Exercise: Exactly as written, return every line of the data below.

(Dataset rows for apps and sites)
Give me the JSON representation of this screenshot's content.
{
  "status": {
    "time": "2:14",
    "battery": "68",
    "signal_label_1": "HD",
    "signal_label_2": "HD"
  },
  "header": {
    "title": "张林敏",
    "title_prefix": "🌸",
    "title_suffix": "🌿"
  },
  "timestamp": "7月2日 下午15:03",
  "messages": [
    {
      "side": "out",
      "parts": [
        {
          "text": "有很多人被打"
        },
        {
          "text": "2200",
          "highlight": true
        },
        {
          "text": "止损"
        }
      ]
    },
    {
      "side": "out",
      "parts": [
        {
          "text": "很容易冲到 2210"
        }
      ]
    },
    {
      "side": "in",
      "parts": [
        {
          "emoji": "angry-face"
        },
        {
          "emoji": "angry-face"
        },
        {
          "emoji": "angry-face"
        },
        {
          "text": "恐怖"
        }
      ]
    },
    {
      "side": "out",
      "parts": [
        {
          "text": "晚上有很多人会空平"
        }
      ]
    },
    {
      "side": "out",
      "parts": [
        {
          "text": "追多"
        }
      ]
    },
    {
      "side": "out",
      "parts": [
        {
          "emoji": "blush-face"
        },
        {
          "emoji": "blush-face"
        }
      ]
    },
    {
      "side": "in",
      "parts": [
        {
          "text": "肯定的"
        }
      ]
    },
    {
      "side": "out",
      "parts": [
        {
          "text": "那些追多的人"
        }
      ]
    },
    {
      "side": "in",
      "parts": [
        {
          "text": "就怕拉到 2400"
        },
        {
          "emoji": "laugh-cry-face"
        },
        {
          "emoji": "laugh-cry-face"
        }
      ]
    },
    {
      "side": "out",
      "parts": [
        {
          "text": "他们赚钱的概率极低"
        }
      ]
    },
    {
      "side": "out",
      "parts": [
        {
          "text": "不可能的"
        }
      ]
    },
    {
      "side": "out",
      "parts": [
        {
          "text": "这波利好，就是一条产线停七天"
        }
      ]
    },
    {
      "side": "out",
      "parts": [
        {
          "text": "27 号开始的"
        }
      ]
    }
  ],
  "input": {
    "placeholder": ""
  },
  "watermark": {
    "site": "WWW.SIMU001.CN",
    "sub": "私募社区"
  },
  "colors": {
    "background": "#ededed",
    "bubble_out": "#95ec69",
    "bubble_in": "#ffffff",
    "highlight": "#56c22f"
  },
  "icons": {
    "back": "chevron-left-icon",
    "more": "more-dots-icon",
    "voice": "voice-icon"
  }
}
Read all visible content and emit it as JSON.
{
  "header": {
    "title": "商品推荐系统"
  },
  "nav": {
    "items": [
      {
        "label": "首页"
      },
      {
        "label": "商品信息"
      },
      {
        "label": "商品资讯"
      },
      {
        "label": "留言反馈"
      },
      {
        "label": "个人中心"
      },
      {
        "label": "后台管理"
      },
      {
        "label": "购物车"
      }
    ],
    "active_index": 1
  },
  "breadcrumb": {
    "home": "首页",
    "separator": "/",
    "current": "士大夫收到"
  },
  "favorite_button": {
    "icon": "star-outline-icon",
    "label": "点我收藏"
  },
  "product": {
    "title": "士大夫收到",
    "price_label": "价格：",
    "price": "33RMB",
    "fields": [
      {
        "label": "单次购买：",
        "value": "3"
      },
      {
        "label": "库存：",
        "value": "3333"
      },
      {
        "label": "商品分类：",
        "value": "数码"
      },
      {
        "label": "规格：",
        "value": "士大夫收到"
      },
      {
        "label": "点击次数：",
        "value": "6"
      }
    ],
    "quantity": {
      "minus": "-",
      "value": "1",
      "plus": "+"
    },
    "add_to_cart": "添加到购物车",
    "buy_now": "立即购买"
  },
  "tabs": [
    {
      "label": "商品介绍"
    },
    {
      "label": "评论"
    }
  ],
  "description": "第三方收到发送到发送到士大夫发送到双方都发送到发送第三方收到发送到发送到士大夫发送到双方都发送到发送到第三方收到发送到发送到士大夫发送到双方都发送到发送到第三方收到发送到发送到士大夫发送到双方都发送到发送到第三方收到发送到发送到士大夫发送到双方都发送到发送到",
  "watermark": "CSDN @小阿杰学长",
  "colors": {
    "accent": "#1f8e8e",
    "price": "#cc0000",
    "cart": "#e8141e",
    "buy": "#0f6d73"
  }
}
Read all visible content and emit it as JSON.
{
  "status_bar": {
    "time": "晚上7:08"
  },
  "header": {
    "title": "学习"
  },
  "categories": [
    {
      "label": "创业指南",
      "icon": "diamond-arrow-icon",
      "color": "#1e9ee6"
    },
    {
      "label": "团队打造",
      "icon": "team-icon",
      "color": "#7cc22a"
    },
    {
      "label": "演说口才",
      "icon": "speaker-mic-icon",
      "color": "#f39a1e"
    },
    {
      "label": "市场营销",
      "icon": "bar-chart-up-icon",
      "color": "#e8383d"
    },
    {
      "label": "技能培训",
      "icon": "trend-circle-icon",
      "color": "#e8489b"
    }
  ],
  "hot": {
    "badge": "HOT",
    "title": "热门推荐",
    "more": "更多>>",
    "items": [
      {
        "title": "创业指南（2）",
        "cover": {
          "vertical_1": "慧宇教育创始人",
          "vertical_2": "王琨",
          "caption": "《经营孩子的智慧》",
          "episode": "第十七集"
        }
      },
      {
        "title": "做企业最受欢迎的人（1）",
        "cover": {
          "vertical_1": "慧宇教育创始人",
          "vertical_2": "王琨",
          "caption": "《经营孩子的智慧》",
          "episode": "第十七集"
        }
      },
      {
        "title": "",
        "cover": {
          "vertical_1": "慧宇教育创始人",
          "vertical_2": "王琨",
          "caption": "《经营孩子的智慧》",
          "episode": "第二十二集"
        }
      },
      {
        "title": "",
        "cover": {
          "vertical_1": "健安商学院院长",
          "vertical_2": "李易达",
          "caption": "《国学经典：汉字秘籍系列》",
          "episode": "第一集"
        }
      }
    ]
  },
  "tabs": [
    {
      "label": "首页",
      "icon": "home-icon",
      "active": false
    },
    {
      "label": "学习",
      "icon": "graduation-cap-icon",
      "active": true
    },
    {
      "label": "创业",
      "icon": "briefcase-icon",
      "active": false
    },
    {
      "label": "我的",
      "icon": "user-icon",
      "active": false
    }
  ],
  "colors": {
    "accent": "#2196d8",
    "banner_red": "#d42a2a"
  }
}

Answer section:
Give me the JSON representation of this screenshot's content.
{
  "status": {
    "time": "2:14",
    "battery": "68",
    "signal_label_1": "HD",
    "signal_label_2": "HD"
  },
  "header": {
    "title": "张林敏",
    "title_prefix": "🌸",
    "title_suffix": "🌿"
  },
  "timestamp": "7月2日 下午15:03",
  "messages": [
    {
      "side": "out",
      "parts": [
        {
          "text": "有很多人被打"
        },
        {
          "text": "2200",
          "highlight": true
        },
        {
          "text": "止损"
        }
      ]
    },
    {
      "side": "out",
      "parts": [
        {
          "text": "很容易冲到 2210"
        }
      ]
    },
    {
      "side": "in",
      "parts": [
        {
          "emoji": "angry-face"
        },
        {
          "emoji": "angry-face"
        },
        {
          "emoji": "angry-face"
        },
        {
          "text": "恐怖"
        }
      ]
    },
    {
      "side": "out",
      "parts": [
        {
          "text": "晚上有很多人会空平"
        }
      ]
    },
    {
      "side": "out",
      "parts": [
        {
          "text": "追多"
        }
      ]
    },
    {
      "side": "out",
      "parts": [
        {
          "emoji": "blush-face"
        },
        {
          "emoji": "blush-face"
        }
      ]
    },
    {
      "side": "in",
      "parts": [
        {
          "text": "肯定的"
        }
      ]
    },
    {
      "side": "out",
      "parts": [
        {
          "text": "那些追多的人"
        }
      ]
    },
    {
      "side": "in",
      "parts": [
        {
          "text": "就怕拉到 2400"
        },
        {
          "emoji": "laugh-cry-face"
        },
        {
          "emoji": "laugh-cry-face"
        }
      ]
    },
    {
      "side": "out",
      "parts": [
        {
          "text": "他们赚钱的概率极低"
        }
      ]
    },
    {
      "side": "out",
      "parts": [
        {
          "text": "不可能的"
        }
      ]
    },
    {
      "side": "out",
      "parts": [
        {
          "text": "这波利好，就是一条产线停七天"
        }
      ]
    },
    {
      "side": "out",
      "parts": [
        {
          "text": "27 号开始的"
        }
      ]
    }
  ],
  "input": {
    "placeholder": ""
  },
  "watermark": {
    "site": "WWW.SIMU001.CN",
    "sub": "私募社区"
  },
  "colors": {
    "background": "#ededed",
    "bubble_out": "#95ec69",
    "bubble_in": "#ffffff",
    "highlight": "#56c22f"
  },
  "icons": {
    "back": "chevron-left-icon",
    "more": "more-dots-icon",
    "voice": "voice-icon"
  }
}
Read all visible content and emit it as JSON.
{
  "header": {
    "title": "商品推荐系统"
  },
  "nav": {
    "items": [
      {
        "label": "首页"
      },
      {
        "label": "商品信息"
      },
      {
        "label": "商品资讯"
      },
      {
        "label": "留言反馈"
      },
      {
        "label": "个人中心"
      },
      {
        "label": "后台管理"
      },
      {
        "label": "购物车"
      }
    ],
    "active_index": 1
  },
  "breadcrumb": {
    "home": "首页",
    "separator": "/",
    "current": "士大夫收到"
  },
  "favorite_button": {
    "icon": "star-outline-icon",
    "label": "点我收藏"
  },
  "product": {
    "title": "士大夫收到",
    "price_label": "价格：",
    "price": "33RMB",
    "fields": [
      {
        "label": "单次购买：",
        "value": "3"
      },
      {
        "label": "库存：",
        "value": "3333"
      },
      {
        "label": "商品分类：",
        "value": "数码"
      },
      {
        "label": "规格：",
        "value": "士大夫收到"
      },
      {
        "label": "点击次数：",
        "value": "6"
      }
    ],
    "quantity": {
      "minus": "-",
      "value": "1",
      "plus": "+"
    },
    "add_to_cart": "添加到购物车",
    "buy_now": "立即购买"
  },
  "tabs": [
    {
      "label": "商品介绍"
    },
    {
      "label": "评论"
    }
  ],
  "description": "第三方收到发送到发送到士大夫发送到双方都发送到发送第三方收到发送到发送到士大夫发送到双方都发送到发送到第三方收到发送到发送到士大夫发送到双方都发送到发送到第三方收到发送到发送到士大夫发送到双方都发送到发送到第三方收到发送到发送到士大夫发送到双方都发送到发送到",
  "watermark": "CSDN @小阿杰学长",
  "colors": {
    "accent": "#1f8e8e",
    "price": "#cc0000",
    "cart": "#e8141e",
    "buy": "#0f6d73"
  }
}
Read all visible content and emit it as JSON.
{
  "status_bar": {
    "time": "晚上7:08"
  },
  "header": {
    "title": "学习"
  },
  "categories": [
    {
      "label": "创业指南",
      "icon": "diamond-arrow-icon",
      "color": "#1e9ee6"
    },
    {
      "label": "团队打造",
      "icon": "team-icon",
      "color": "#7cc22a"
    },
    {
      "label": "演说口才",
      "icon": "speaker-mic-icon",
      "color": "#f39a1e"
    },
    {
      "label": "市场营销",
      "icon": "bar-chart-up-icon",
      "color": "#e8383d"
    },
    {
      "label": "技能培训",
      "icon": "trend-circle-icon",
      "color": "#e8489b"
    }
  ],
  "hot": {
    "badge": "HOT",
    "title": "热门推荐",
    "more": "更多>>",
    "items": [
      {
        "title": "创业指南（2）",
        "cover": {
          "vertical_1": "慧宇教育创始人",
          "vertical_2": "王琨",
          "caption": "《经营孩子的智慧》",
          "episode": "第十七集"
        }
      },
      {
        "title": "做企业最受欢迎的人（1）",
        "cover": {
          "vertical_1": "慧宇教育创始人",
          "vertical_2": "王琨",
          "caption": "《经营孩子的智慧》",
          "episode": "第十七集"
        }
      },
      {
        "title": "",
        "cover": {
          "vertical_1": "慧宇教育创始人",
          "vertical_2": "王琨",
          "caption": "《经营孩子的智慧》",
          "episode": "第二十二集"
        }
      },
      {
        "title": "",
        "cover": {
          "vertical_1": "健安商学院院长",
          "vertical_2": "李易达",
          "caption": "《国学经典：汉字秘籍系列》",
          "episode": "第一集"
        }
      }
    ]
  },
  "tabs": [
    {
      "label": "首页",
      "icon": "home-icon",
      "active": false
    },
    {
      "label": "学习",
      "icon": "graduation-cap-icon",
      "active": true
    },
    {
      "label": "创业",
      "icon": "briefcase-icon",
      "active": false
    },
    {
      "label": "我的",
      "icon": "user-icon",
      "active": false
    }
  ],
  "colors": {
    "accent": "#2196d8",
    "banner_red": "#d42a2a"
  }
}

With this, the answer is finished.